YouGov: How important do you think political blogs are?

I have been away for a few days visiting our Capital City, so sorry for lack of posts, responses and other things expected of me!

Apart from not doing blogging I haven't done any YouGov surveys this week either so my views aren't included in these results. However whilst trawling through my e-mails I read the results from last Friday's (I think) YouGov daily survey and thought that it might be of interest to fellow bloggers:

How often do you read political blogs?
Not at all 40%
Rarely 34.3%
Occasionally 21%
Frequently 2.7%
Regularly 1.3%

How important do you think political blogs are?

To you and you family
Very important 1.4%
Important 5%
Neither 10.1%
Not very important 17.1%
Not important at all 55.1%

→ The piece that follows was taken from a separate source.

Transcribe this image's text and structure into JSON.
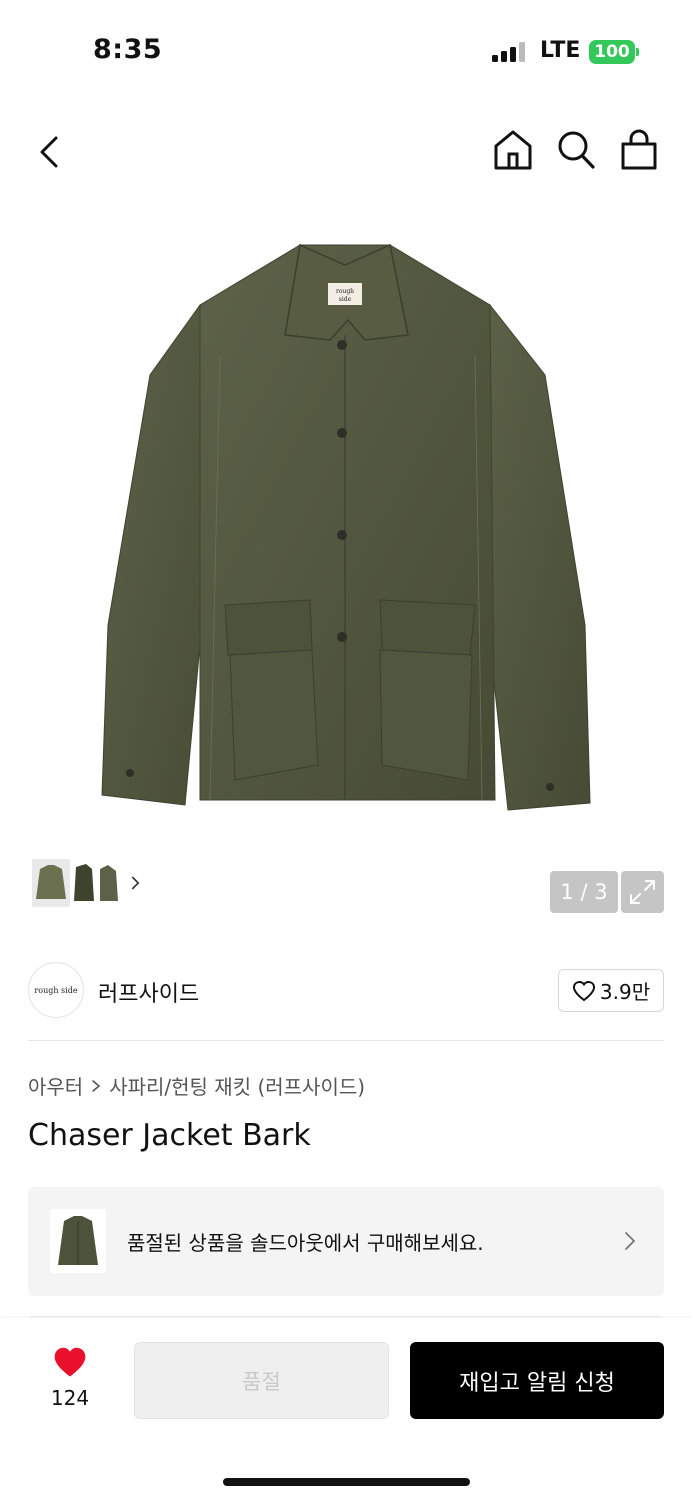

To politics
Very important 3.6%
Important 20.2%
Neither 13.2%
Not very important 15.5%
Not important at all 32.3%

To democracy
Very important 6.8%
Important 18.3%
Neither 12.8%
Not very important 13.6%
Not important at all 33.9%

To the UK
Very important 3.6%
Important 14.3%
Neither 16.4%
Not very important 16%
Not important at all 35.2%

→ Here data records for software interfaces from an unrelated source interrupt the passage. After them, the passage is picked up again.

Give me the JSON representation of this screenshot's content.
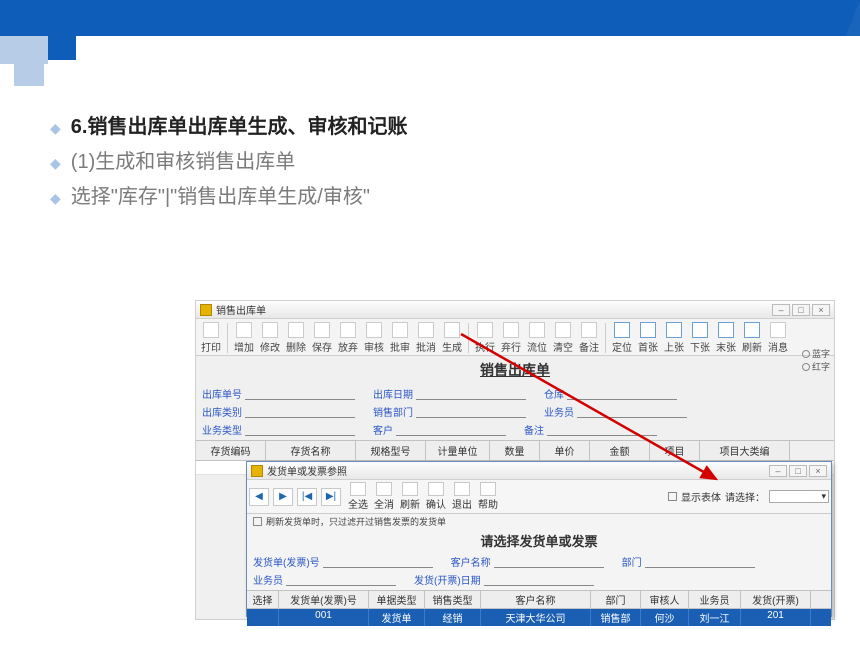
{
  "slide": {
    "title": "6.销售出库单出库单生成、审核和记账",
    "line1": "(1)生成和审核销售出库单",
    "line2": "选择\"库存\"|\"销售出库单生成/审核\""
  },
  "win1": {
    "title": "销售出库单",
    "toolbar": [
      "打印",
      "增加",
      "修改",
      "删除",
      "保存",
      "放弃",
      "审核",
      "批审",
      "批消",
      "生成",
      "执行",
      "弃行",
      "流位",
      "清空",
      "备注",
      "定位",
      "首张",
      "上张",
      "下张",
      "末张",
      "刷新",
      "消息"
    ],
    "radio1": "蓝字",
    "radio2": "红字",
    "form": {
      "r1": {
        "a": "出库单号",
        "b": "出库日期",
        "c": "仓库"
      },
      "r2": {
        "a": "出库类别",
        "b": "销售部门",
        "c": "业务员"
      },
      "r3": {
        "a": "业务类型",
        "b": "客户",
        "c": "备注"
      }
    },
    "cols": [
      "存货编码",
      "存货名称",
      "规格型号",
      "计量单位",
      "数量",
      "单价",
      "金额",
      "项目",
      "项目大类编"
    ]
  },
  "win2": {
    "title": "发货单或发票参照",
    "nav_row": [
      "上条",
      "下条",
      "首条",
      "末条",
      "全选",
      "全消",
      "刷新",
      "确认",
      "退出",
      "帮助"
    ],
    "show_header": "显示表体",
    "select_label": "请选择：",
    "select_value": "",
    "note": "刷新发货单时，只过滤开过销售发票的发货单",
    "doc_title": "请选择发货单或发票",
    "form": {
      "a": "发货单(发票)号",
      "b": "客户名称",
      "c": "部门",
      "d": "业务员",
      "e": "发货(开票)日期"
    },
    "cols": [
      "选择",
      "发货单(发票)号",
      "单据类型",
      "销售类型",
      "客户名称",
      "部门",
      "审核人",
      "业务员",
      "发货(开票)"
    ],
    "row": [
      "",
      "001",
      "发货单",
      "经销",
      "天津大华公司",
      "销售部",
      "何沙",
      "刘一江",
      "201"
    ]
  },
  "chart_data": null
}
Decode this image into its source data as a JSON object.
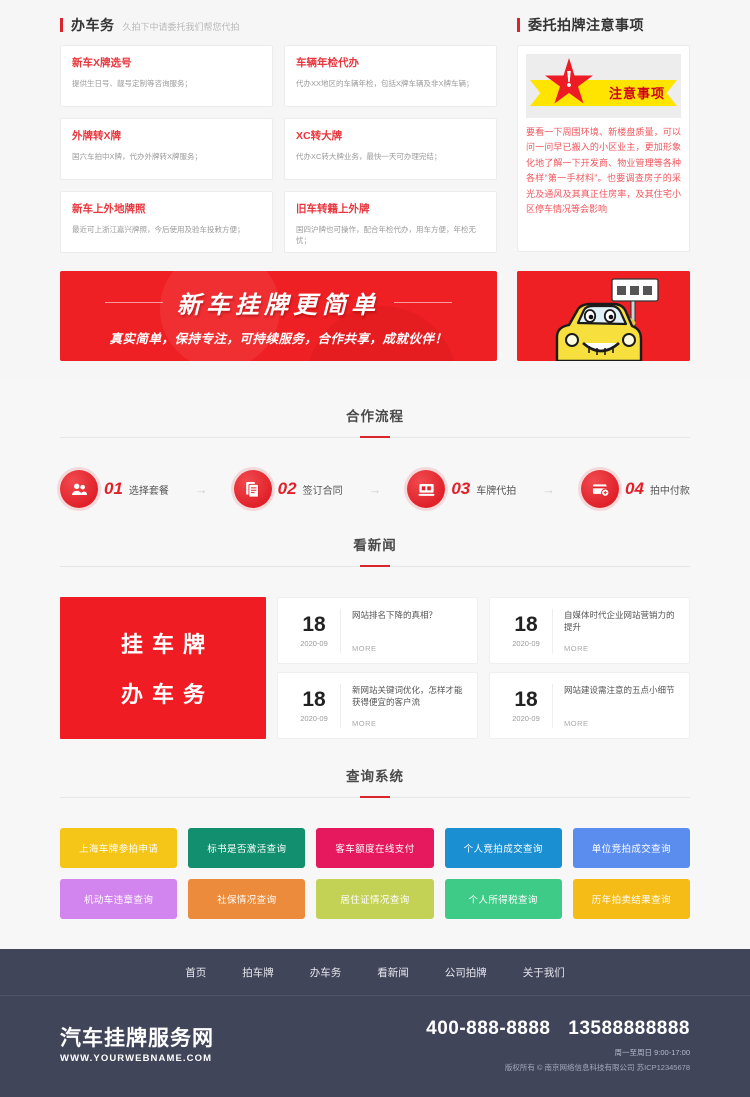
{
  "services": {
    "heading": "办车务",
    "subheading": "久拍下中请委托我们帮您代拍",
    "cards": [
      {
        "title": "新车X牌选号",
        "desc": "提供生日号、靓号定制等咨询服务；"
      },
      {
        "title": "车辆年检代办",
        "desc": "代办XX地区的车辆年检，包括X牌车辆及非X牌车辆；"
      },
      {
        "title": "外牌转X牌",
        "desc": "国六车拍中X牌，代办外牌转X牌服务；"
      },
      {
        "title": "XC转大牌",
        "desc": "代办XC转大牌业务，最快一天可办理完结；"
      },
      {
        "title": "新车上外地牌照",
        "desc": "最近可上浙江嘉兴牌照，今后使用及验车投敕方便；"
      },
      {
        "title": "旧车转籍上外牌",
        "desc": "国四沪牌也可操作，配合年检代办，用车方便，年检无忧；"
      }
    ]
  },
  "notice": {
    "heading": "委托拍牌注意事项",
    "banner_text": "注意事项",
    "banner_mark": "!",
    "body": "要看一下周围环境、新楼盘质量，可以问一问早已搬入的小区业主，更加形象化地了解一下开发商、物业管理等各种各样“第一手材料”。也要调查房子的采光及通风及其真正住房率，及其住宅小区停车情况等会影响"
  },
  "banner": {
    "title": "新车挂牌更简单",
    "subtitle": "真实简单，保持专注，可持续服务，合作共享，成就伙伴！",
    "side_icon": "cartoon-car-holding-plate"
  },
  "process": {
    "title": "合作流程",
    "arrow": "→",
    "steps": [
      {
        "num": "01",
        "label": "选择套餐",
        "icon": "users-icon"
      },
      {
        "num": "02",
        "label": "签订合同",
        "icon": "document-icon"
      },
      {
        "num": "03",
        "label": "车牌代拍",
        "icon": "license-plate-icon"
      },
      {
        "num": "04",
        "label": "拍中付款",
        "icon": "payment-card-icon"
      }
    ]
  },
  "news": {
    "title": "看新闻",
    "promo_line1": "挂车牌",
    "promo_line2": "办车务",
    "more_label": "MORE",
    "items": [
      {
        "day": "18",
        "month": "2020-09",
        "title": "网站排名下降的真相？"
      },
      {
        "day": "18",
        "month": "2020-09",
        "title": "新网站关键词优化，怎样才能获得便宜的客户流"
      },
      {
        "day": "18",
        "month": "2020-09",
        "title": "自媒体时代企业网站营销力的提升"
      },
      {
        "day": "18",
        "month": "2020-09",
        "title": "网站建设需注意的五点小细节"
      }
    ]
  },
  "query": {
    "title": "查询系统",
    "buttons": [
      {
        "label": "上海车牌参拍申请",
        "color": "#f5c518"
      },
      {
        "label": "标书是否激活查询",
        "color": "#128f6e"
      },
      {
        "label": "客车额度在线支付",
        "color": "#e6195e"
      },
      {
        "label": "个人竞拍成交查询",
        "color": "#1a8fd1"
      },
      {
        "label": "单位竞拍成交查询",
        "color": "#5b8def"
      },
      {
        "label": "机动车违章查询",
        "color": "#d284ef"
      },
      {
        "label": "社保情况查询",
        "color": "#ec8b3c"
      },
      {
        "label": "居住证情况查询",
        "color": "#c3d254"
      },
      {
        "label": "个人所得税查询",
        "color": "#3ecb87"
      },
      {
        "label": "历年拍卖结果查询",
        "color": "#f5bc18"
      }
    ]
  },
  "footer": {
    "nav": [
      "首页",
      "拍车牌",
      "办车务",
      "看新闻",
      "公司拍牌",
      "关于我们"
    ],
    "brand_name": "汽车挂牌服务网",
    "brand_url": "WWW.YOURWEBNAME.COM",
    "phone_primary": "400-888-8888",
    "phone_secondary": "13588888888",
    "hours": "周一至周日 9:00-17:00",
    "copyright": "版权所有 © 南京网络信息科技有限公司 苏ICP12345678"
  }
}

To the internet
Very important 5.2%
Important 21.2%
Neither 14.8%
Not very important 13.1%
Not important at all 31.5%

To the bloggers themselves
Very important 34%
Important 23.3%
Neither 6.3%
Not very important 3.5%
Not important at all 19.9%

YouGov is probably the most reliable of pollster, but it's polls are all conducted on-line. Usually, this doesn't matter - because a wide enough section of the general population uses the internet and is confident enough in its use of on-line facilities to ensure a fair cross section. But when the questions, such as this one, involve internet services, one suspects that YouGov's results might have a certain bias.

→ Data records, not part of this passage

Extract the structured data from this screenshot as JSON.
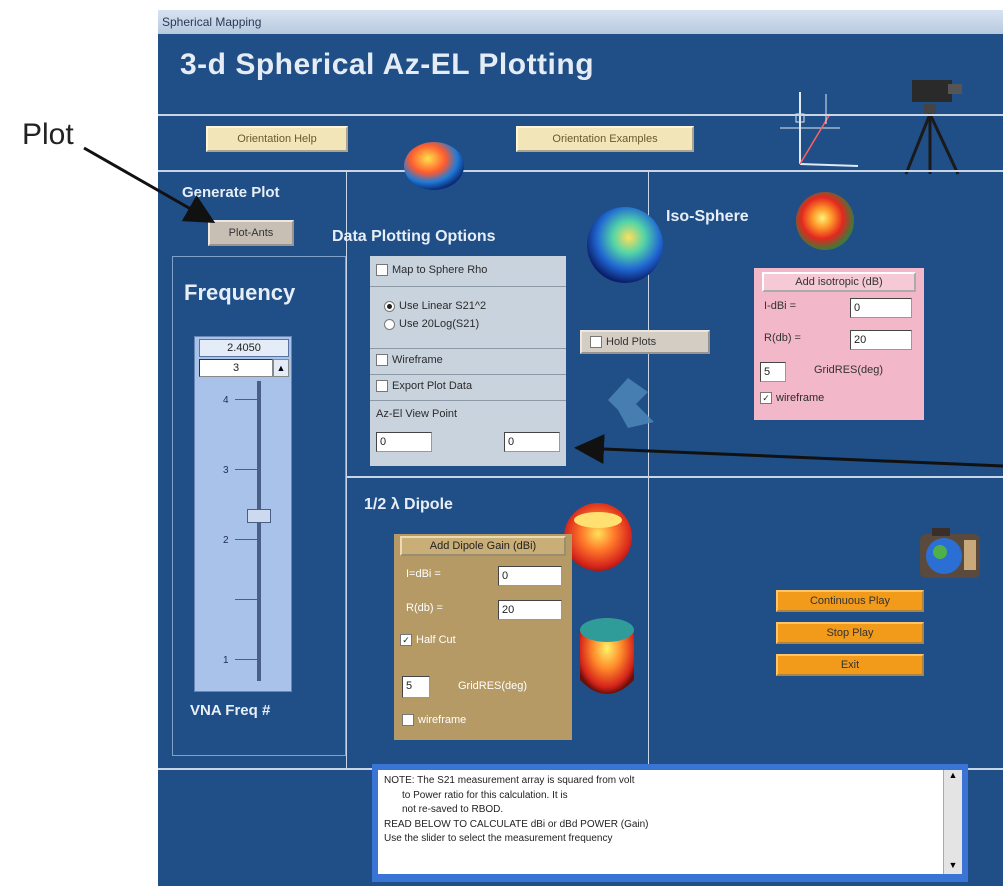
{
  "annotations": {
    "left_callout": "Plot"
  },
  "window": {
    "title": "Spherical Mapping",
    "heading": "3-d Spherical Az-EL Plotting",
    "orientation_help": "Orientation Help",
    "orientation_examples": "Orientation Examples"
  },
  "generate": {
    "label": "Generate Plot",
    "button": "Plot-Ants"
  },
  "frequency": {
    "label": "Frequency",
    "value": "2.4050",
    "index": "3",
    "ticks": [
      "4",
      "3",
      "2",
      "1"
    ],
    "footer": "VNA Freq #",
    "slider_position": 0.42
  },
  "options": {
    "title": "Data Plotting Options",
    "map_to_sphere": "Map to Sphere Rho",
    "use_linear": "Use Linear S21^2",
    "use_20log": "Use 20Log(S21)",
    "wireframe": "Wireframe",
    "export": "Export Plot Data",
    "viewpoint_label": "Az-El View Point",
    "az": "0",
    "el": "0",
    "hold_plots": "Hold Plots"
  },
  "iso": {
    "title": "Iso-Sphere",
    "button": "Add isotropic (dB)",
    "i_dbi_label": "I-dBi =",
    "i_dbi_value": "0",
    "rho_label": "R(db) =",
    "rho_value": "20",
    "grid_value": "5",
    "grid_label": "GridRES(deg)",
    "wireframe": "wireframe"
  },
  "dipole": {
    "title": "1/2 λ Dipole",
    "button": "Add Dipole Gain (dBi)",
    "i_dbi_label": "I=dBi =",
    "i_dbi_value": "0",
    "rho_label": "R(db) =",
    "rho_value": "20",
    "half_cut": "Half Cut",
    "grid_value": "5",
    "grid_label": "GridRES(deg)",
    "wireframe": "wireframe"
  },
  "actions": {
    "continuous": "Continuous Play",
    "stop": "Stop Play",
    "exit": "Exit"
  },
  "note": {
    "lines": [
      "NOTE: The S21 measurement array is squared from volt",
      "      to Power ratio for this calculation. It is",
      "      not re-saved to RBOD.",
      "READ BELOW TO CALCULATE dBi or dBd POWER (Gain)",
      "Use the slider to select the measurement frequency"
    ]
  }
}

A poll of confident internet users that says that only 1.3% of them bother to read political blogs regularly, and fewer than 6.5% think that political blogs are of any importance to the political process, is very disappointing. If a similar poll that included people without internet access or who have little confidence in the service was conducted the lack of relevance of poliblogs would be even greater.

On the other hand, of course, the fact that I blog, and my sister (who's opinions are as relevant as mine) doesn't, shouldn't mean that my opinions are more worthy or influential than hers - so it may be a sign of a more mature democracy on these islands that we don't give blogs quite as much credence as they seem to have in other Western democracies!

If you would like to join YouGov so that your opinions on questions such as this can be counted click here


  1. did you enjoy London?

  2. The polls seem to reflect the general belief that politics can damage your health.
    Politcal blogs drive me scatty - frankly I am unsure how I came to be involved with Bh.
    I suppose thirty/forty years ago I might have got into it if the means had been available but age has changed me. You think you are a 'miserable old Fart' - get your knees brown.

  3. London must have been very busy compared to rural wales

  4. There are no decent welsh blogs, all smug and self-satisfied with the occasional bouts of nastiness.

  5. Few readers would doubt that this blog is a Welsh blog. In 1955, Her Majesty the Queen declared Cardiff to be the capital of our country. Being a loyal subject I wouldn't dare disagree with Her Majesty's declaration - so no I haven't been to London recently I have been in Cardiff.

    I agree, aileni, that the poll probably is a reflection of how people view all of us who do politics.

    Anon 15/08/08 12:56 said:
    smug and self-satisfied with the occasional bouts of nastiness.

    This is the standard that I set for this blog, I am so pleased that you think that I have achieved it!

  6. This an interesting topic, Alwyn. It doesn't surprise me that so few 'normal' people read poliblogs. Surprisingly it squares with a recent study done in the US on the influence of the Internet on the political process. People generally have better things to do online -like shopping.
    However, if you asked politicians (and their minders) about the importance or otherwise of blogs then a much different picture emerges. There isn't a modern politician that doesn't logon first thing to order-order or Iain Dales Diary, Ordovicius, Peter Black or even your blog to find out if they have been found out yet or been abused!
    So I guess that there is some influence there on the political thinking.

  7. I love the line "YouGov is probably the most reliable of pollster"

    Is that what they are referred to as "Anything you want gov ?".

  8. Lets face it, political blogs are little better than standing in the corner of a pub shouting at the wall hoping someone will wander within earshot.

    Not surprisingly most that do only comment... "you alright mate?"

  9. Hmm, that's surprising results. Apathetic as well maybe?

    But isn't all this heavy reliance and trust in IT 'solutions' indicative of this gvt, which seems to imagine that we live only online?